Going into my criticisms of DS9, the primary problem that I have is that the show seems to be struggling with its identity. TNG appeared to have figured itself out and was firing on all thrusters by the third season; DS9 still hasn’t, after four seasons, fully committed to what it wants to be. Does it want to focus on the overarching story, or does it want to maintain a more standalone format?

The Dominion War storyline has so far been proceeding in fits and starts: DS9 would drop promising episodes like Improbable Cause and The Die is Cast, and the aforementioned Homefront and Paradise Lost, to get me excited, and then throw cold water on me with a number of subsequent standalone episodes.

This mixed format is jarring for me; I find myself alienated by the constant interruptions in the flow of the main story, and am thus unable to get immersed in it. And while I do love that they’ve brought Worf into the series – I actually like his character much more in DS9 than I did in TNG – the whole Klingon-Cardassian war felt like filler. After so much stalling, so many false-starts and fake outs, my patience with the story is really starting to wear thin.

There is such a thing as too much foreplay, and the series has reached a point now where I’m just shouting: “Come on, get on with it!”

A more minor issue I have is that I find (no pun intended) the Founders to be uncompelling antagonists. Now, I do love the fact that they are shapeshifters, and I think that DS9 has done a great job of illustrating the difficulty and paranoia that comes along with fighting an enemy that can take the form of any person or object they want.

However, I think the overall characterization of the Founders, at least up to this point, is a bit flat. On one hand, we’ve had enemies like the Romulans, Klingons, and Cardassians, who are imbued with colourful personalities and cultures, whom we are able to understand and sometimes even feel empathy towards.
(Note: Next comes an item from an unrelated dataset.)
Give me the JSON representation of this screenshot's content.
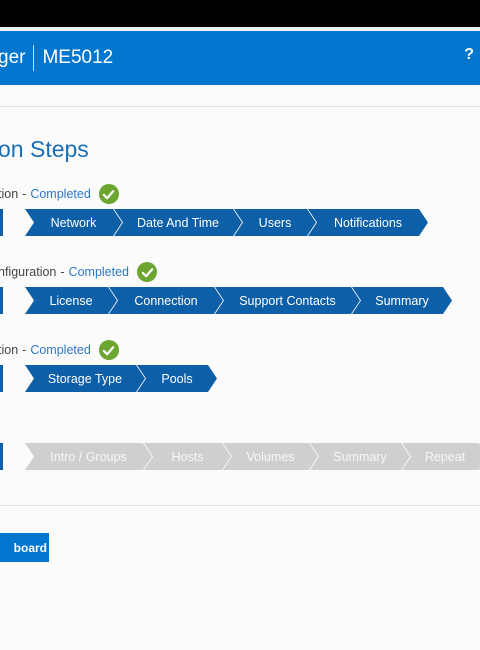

On the other hand, we’ve had an enemy like the Borg, who, to borrow a quote from Terminator, can’t be bargained with, can’t be reasoned with, doesn’t feel pity, remorse, or fear, and will absolutely not stop until they’ve achieved their goal of assimilation.

The Founders are neither; they are not the unfeeling juggernaut that made the Borg so terrifying, but they also lack the personality and humanity of the humanoid antagonists to be likable or sympathetic. Their primary motivation – they are paranoid xenophobes hellbent on galactic conquest – feel uninspired. I just find them to be bland.

I’ve gravitated much more towards antagonists like Kai Winn, Gul Dukat, and the Maquis, who are more fleshed out, whom I find to be much more compelling because they possess the complexities and nuances of real people.

Keeping an open mind about the future

As I’ve stated off the top, I’m now about midway through the fifth season, and while I’m still unsure where they are going with the Dominion War storyline, I am really enjoying most of the standalone episodes. And perhaps I’ve gone into DS9 with unfair expectations of what the format should be, after being accustomed and conditioned to the serialized storytelling of modern day.

I will write again after I’ve finished the final two and half seasons to give my thoughts on the series as a whole.